- to assemble or marshal (armed forces, military reserves, or civilian persons of military age) into readiness for active service.
- to organize or adapt (industries, transportation facilities, etc.) for service to the government in time of war.
- to marshal, bring together, prepare (power, force, wealth, etc.) for action, especially of a vigorous nature: to mobilize one's energy.
- to increase or bring to a full stage of development: to mobilize one's anger.
- to be or become assembled, organized, etc., as for war: to mobilize for action.

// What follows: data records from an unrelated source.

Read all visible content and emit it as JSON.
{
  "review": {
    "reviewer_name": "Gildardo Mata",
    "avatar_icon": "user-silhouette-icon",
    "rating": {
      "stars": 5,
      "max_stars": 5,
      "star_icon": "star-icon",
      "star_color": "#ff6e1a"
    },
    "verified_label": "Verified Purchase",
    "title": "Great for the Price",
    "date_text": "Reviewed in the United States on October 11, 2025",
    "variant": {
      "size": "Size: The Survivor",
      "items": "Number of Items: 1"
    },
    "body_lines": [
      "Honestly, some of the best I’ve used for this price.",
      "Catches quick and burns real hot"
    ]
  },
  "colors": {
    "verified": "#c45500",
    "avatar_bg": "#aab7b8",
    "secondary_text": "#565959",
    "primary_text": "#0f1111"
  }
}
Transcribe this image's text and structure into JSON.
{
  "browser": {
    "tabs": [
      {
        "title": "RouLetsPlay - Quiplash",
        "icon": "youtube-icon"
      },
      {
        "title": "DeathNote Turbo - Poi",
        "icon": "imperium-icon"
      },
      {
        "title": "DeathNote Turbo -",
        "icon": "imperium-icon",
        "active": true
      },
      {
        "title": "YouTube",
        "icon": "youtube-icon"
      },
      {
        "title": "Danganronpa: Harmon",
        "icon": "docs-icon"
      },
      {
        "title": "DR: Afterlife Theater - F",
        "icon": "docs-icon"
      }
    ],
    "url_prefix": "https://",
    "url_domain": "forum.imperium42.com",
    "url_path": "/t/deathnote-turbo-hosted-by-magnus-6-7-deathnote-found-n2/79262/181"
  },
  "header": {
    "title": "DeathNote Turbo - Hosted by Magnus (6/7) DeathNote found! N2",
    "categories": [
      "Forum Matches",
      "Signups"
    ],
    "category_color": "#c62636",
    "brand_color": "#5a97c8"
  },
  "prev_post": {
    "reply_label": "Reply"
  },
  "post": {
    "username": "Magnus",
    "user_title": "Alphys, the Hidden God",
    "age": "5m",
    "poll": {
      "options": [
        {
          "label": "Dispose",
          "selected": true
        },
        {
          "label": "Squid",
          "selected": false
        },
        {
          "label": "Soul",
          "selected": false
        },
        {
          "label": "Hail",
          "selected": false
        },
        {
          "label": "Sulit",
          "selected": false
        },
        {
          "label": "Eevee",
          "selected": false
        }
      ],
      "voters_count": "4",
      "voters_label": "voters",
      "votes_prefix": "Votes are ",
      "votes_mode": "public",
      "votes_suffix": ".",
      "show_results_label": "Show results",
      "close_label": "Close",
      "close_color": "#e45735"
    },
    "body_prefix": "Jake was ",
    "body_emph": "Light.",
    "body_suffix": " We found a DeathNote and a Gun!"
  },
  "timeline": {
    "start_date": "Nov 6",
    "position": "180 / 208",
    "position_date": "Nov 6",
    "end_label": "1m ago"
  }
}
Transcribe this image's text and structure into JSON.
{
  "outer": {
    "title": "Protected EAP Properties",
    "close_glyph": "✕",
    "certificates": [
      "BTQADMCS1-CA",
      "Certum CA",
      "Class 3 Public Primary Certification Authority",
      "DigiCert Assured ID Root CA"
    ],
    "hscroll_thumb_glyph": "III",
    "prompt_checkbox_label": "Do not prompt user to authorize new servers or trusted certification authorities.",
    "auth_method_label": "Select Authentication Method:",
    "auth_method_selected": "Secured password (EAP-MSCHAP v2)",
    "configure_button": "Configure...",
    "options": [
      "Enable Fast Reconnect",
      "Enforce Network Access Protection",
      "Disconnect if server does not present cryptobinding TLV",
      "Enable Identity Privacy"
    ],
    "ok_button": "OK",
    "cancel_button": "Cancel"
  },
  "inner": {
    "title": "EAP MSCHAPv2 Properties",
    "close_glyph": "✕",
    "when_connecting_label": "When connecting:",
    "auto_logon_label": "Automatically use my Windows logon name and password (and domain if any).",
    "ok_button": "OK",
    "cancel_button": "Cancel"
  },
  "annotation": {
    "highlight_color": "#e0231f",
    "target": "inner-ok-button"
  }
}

Also especially British, mo·bi·lise.
Origin of mobilize
Dictionary.com Unabridged Based on the Random House Unabridged Dictionary, © Random House, Inc. 2018
- to prepare for war or other emergency by organizing (national resources, the armed services, etc)
- (tr) to organize for a purpose; marshal
- (tr) to put into motion, circulation, or use
Collins English Dictionary - Complete & Unabridged 2012 Digital Edition © William Collins Sons & Co. Ltd. 1979, 1986 © HarperCollins Publishers 1998, 2000, 2003, 2005, 2006, 2007, 2009, 2012
Word Origin and History for mobilizer
1833 in the military sense; 1838 as "render capable of movement, bring into circulation," from French mobiliser, from mobile "movable" (see mobile). Related: Mobilized; mobilizing.
Online Etymology Dictionary, © 2010 Douglas Harper
- To make mobile or capable of movement.
- To restore the power of motion to a joint.
- To release into the body, as glycogen from the liver.
The American Heritage® Stedman's Medical Dictionary Copyright © 2002, 2001, 1995 by Houghton Mifflin Company. Published by Houghton Mifflin Company.